Ryan Bagwell, founder of the Penn State Sunshine Fund, provided the following update to contributors yesterday.
Last week, something unexpected happened – Tom Corbett’s office released 88 pages of documents. The records show, among other things, how the Corbett administration tried to shape a key board statement about why it fired Joe Paterno and Graham Spanier.
The Office of Open Records had ordered the records’ release last month. My attorneys and I had fully expected Penn State and/or the governor’s office to appeal the OOR’s ruling. But to our surprise, the appeal deadline passed without any such filing, and the OOR’s order became final.
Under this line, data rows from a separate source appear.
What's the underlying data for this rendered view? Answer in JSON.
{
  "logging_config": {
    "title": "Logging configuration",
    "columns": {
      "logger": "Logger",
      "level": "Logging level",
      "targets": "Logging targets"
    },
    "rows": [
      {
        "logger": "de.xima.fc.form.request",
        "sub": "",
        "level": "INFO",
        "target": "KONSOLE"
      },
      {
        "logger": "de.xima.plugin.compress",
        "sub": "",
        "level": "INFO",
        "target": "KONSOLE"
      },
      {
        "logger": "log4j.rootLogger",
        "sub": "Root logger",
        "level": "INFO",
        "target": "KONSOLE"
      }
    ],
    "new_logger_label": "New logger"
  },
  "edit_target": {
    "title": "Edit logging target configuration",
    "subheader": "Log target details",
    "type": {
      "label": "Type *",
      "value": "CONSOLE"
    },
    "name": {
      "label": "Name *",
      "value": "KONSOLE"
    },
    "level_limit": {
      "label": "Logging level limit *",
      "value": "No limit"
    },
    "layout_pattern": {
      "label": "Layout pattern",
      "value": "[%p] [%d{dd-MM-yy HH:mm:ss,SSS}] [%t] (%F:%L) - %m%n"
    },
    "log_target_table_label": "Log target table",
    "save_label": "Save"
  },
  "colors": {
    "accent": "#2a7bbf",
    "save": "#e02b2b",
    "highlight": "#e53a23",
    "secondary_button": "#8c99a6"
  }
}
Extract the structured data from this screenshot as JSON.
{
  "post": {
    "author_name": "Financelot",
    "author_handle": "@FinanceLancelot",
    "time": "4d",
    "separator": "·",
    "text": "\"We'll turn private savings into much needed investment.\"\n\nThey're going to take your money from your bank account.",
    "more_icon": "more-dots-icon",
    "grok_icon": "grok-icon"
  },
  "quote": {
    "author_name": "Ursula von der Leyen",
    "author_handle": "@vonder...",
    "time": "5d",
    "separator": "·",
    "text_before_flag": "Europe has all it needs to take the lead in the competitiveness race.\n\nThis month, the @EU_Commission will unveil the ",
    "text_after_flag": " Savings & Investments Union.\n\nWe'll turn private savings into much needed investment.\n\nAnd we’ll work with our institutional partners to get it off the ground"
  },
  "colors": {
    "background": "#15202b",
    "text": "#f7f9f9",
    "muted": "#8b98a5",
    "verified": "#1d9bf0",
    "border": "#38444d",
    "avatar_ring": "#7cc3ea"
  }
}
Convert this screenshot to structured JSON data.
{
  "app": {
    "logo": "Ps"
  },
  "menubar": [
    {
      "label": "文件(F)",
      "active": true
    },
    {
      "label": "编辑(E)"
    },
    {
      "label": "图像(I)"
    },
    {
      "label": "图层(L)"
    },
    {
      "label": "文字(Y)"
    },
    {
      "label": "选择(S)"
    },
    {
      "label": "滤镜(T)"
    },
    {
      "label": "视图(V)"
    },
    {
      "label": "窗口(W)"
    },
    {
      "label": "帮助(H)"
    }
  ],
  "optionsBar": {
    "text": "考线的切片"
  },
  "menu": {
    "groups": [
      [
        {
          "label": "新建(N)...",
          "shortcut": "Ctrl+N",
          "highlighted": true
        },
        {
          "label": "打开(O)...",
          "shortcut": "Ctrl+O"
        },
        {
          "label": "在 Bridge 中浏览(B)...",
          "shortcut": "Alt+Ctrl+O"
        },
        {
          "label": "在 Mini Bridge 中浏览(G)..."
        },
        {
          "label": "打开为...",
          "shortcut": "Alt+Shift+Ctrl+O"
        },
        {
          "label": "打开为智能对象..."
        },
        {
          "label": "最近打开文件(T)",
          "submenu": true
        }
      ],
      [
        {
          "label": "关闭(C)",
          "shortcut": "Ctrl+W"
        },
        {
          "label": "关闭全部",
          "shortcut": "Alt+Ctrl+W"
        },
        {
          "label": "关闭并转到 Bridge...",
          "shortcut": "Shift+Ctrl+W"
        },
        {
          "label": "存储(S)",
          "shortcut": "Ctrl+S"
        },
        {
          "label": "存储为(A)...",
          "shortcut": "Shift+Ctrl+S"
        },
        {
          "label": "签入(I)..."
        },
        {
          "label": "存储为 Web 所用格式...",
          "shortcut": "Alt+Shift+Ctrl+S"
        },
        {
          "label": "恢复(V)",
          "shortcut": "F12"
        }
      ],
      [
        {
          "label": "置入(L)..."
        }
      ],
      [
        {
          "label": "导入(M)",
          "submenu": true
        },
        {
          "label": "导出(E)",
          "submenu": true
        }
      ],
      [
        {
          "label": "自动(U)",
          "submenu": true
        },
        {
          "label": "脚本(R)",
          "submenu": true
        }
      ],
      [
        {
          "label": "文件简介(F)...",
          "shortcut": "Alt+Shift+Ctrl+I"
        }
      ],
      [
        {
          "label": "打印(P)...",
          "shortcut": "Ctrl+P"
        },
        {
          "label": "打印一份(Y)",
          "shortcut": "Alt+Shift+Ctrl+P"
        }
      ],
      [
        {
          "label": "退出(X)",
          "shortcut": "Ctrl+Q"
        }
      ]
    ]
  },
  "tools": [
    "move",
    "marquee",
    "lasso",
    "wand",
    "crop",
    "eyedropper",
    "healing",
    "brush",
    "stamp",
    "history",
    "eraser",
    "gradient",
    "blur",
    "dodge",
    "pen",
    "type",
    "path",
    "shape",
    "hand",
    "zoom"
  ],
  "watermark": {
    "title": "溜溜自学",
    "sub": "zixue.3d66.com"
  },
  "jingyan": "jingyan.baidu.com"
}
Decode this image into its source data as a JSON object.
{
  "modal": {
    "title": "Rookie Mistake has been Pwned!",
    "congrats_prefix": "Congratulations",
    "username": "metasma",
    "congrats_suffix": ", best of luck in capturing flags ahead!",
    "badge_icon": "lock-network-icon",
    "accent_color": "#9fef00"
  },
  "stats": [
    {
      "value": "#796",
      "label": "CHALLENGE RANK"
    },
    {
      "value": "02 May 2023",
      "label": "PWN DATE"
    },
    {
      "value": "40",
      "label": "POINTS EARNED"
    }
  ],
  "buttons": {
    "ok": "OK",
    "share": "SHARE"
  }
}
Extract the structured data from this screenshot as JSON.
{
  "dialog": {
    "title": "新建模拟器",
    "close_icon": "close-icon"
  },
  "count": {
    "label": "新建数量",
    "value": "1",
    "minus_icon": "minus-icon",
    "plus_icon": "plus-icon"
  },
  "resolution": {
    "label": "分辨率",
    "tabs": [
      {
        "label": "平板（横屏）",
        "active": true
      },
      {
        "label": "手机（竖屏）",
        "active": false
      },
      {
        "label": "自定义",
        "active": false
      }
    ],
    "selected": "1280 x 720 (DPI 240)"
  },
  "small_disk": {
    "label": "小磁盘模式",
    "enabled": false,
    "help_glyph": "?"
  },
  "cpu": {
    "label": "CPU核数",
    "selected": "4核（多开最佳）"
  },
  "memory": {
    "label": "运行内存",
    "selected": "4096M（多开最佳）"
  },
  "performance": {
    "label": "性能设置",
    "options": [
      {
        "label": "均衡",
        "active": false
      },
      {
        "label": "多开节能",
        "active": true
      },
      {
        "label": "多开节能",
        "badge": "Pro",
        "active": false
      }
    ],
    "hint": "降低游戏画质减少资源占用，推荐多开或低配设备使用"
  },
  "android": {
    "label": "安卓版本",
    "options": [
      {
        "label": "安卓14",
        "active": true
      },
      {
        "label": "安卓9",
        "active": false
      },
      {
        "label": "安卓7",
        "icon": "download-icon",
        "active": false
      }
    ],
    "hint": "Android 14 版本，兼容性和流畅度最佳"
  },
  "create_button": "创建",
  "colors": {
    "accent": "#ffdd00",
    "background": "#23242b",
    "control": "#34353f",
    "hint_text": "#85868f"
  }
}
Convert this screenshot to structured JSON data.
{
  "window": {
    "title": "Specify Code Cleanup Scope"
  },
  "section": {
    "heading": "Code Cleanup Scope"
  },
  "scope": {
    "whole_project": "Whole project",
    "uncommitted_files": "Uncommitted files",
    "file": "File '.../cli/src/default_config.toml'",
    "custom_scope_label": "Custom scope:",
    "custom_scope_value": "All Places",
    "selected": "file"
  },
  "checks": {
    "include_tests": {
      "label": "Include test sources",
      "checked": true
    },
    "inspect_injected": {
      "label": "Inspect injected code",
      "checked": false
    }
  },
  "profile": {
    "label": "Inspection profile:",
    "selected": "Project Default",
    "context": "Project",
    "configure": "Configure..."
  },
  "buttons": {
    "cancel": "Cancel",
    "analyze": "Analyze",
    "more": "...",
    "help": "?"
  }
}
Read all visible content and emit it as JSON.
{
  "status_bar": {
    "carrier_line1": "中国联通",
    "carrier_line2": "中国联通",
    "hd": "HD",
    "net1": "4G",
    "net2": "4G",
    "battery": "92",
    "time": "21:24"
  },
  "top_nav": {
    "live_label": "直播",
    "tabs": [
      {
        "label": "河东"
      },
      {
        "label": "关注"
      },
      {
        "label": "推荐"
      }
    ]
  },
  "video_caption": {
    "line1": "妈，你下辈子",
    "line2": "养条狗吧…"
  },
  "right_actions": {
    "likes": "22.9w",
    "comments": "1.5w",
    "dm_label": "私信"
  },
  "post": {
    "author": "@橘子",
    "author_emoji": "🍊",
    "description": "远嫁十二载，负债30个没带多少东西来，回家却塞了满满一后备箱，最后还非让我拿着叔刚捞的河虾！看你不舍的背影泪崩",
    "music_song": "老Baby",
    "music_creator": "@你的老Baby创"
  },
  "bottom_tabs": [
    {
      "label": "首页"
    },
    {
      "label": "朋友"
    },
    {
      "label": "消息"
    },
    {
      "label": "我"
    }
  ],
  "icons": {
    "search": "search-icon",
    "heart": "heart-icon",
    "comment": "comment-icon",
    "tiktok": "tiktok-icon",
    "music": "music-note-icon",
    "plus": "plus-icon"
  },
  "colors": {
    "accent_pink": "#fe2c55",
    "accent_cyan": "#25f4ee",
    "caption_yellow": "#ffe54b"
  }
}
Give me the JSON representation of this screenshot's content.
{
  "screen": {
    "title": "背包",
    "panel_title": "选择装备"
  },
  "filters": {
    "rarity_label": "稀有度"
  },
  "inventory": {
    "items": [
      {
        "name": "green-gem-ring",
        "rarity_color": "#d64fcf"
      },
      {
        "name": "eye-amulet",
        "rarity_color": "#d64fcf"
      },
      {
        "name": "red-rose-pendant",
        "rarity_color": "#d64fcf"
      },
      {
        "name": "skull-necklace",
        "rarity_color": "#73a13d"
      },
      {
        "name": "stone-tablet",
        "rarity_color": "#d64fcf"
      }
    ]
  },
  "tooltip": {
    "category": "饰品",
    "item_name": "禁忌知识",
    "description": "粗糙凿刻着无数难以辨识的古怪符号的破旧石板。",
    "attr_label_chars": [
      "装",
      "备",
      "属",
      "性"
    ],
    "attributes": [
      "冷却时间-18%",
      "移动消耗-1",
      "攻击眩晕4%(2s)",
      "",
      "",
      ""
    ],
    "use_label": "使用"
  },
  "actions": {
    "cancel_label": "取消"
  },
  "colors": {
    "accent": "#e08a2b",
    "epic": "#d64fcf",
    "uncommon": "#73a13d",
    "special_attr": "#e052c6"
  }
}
Months ago, I had decided not to appeal the OOR’s decision unless the other side did so first. That’s because I already knew what the records contained. A few months ago, the governor’s office sent me unredacted copies of all contested records, apparently by mistake. But before my attorneys advised me to delete them, I had reviewed the records, and therefore knew that they would not help us understand how Louis Freeh was allowed to compose a report with unsupported conclusions.
The lack of appeals in this matter frees up Sunshine Fund money that had been earmarked for defending our right to these records. We’ll need it, because two appeals are on the horizon.
First up is a challenge to a decision that allowed the Department of Education to withhold 150 pages of emails and other documents between Ken Frazier, Ron Tomalis, Louis Freeh and others. On Thursday, appealed that ruling to the Commonwealth Court, arguing that Penn State waived the attorney-client privilege when it allowed Louis Freeh to “continuously interface” with five state and federal law enforcement agencies, as well as the NCAA.
Also looming is another appeal of a request for public records from the Attorney General’s office. A final response for that office is due Wednesday. Unfortunately, the initial denial must first be appealed to the same agency that denied it in the first place – the attorney general’s office. But that will pave the way for another appeal to the Commonwealth Court, which will independently review the case and decide whether the records must be released.
As of today, we’re $5 away from reaching $13,000 in total contributions. After deducting credit card and PayPal fees, the fund’s net contributions total $12,641. None of it has been spent yet, although a bill from the lawyers is on its way. So please continue to encourage your friends and family to contribute to the Sunshine Fund.
Slowly, we’re making progress. Keep the faith, and don’t give up.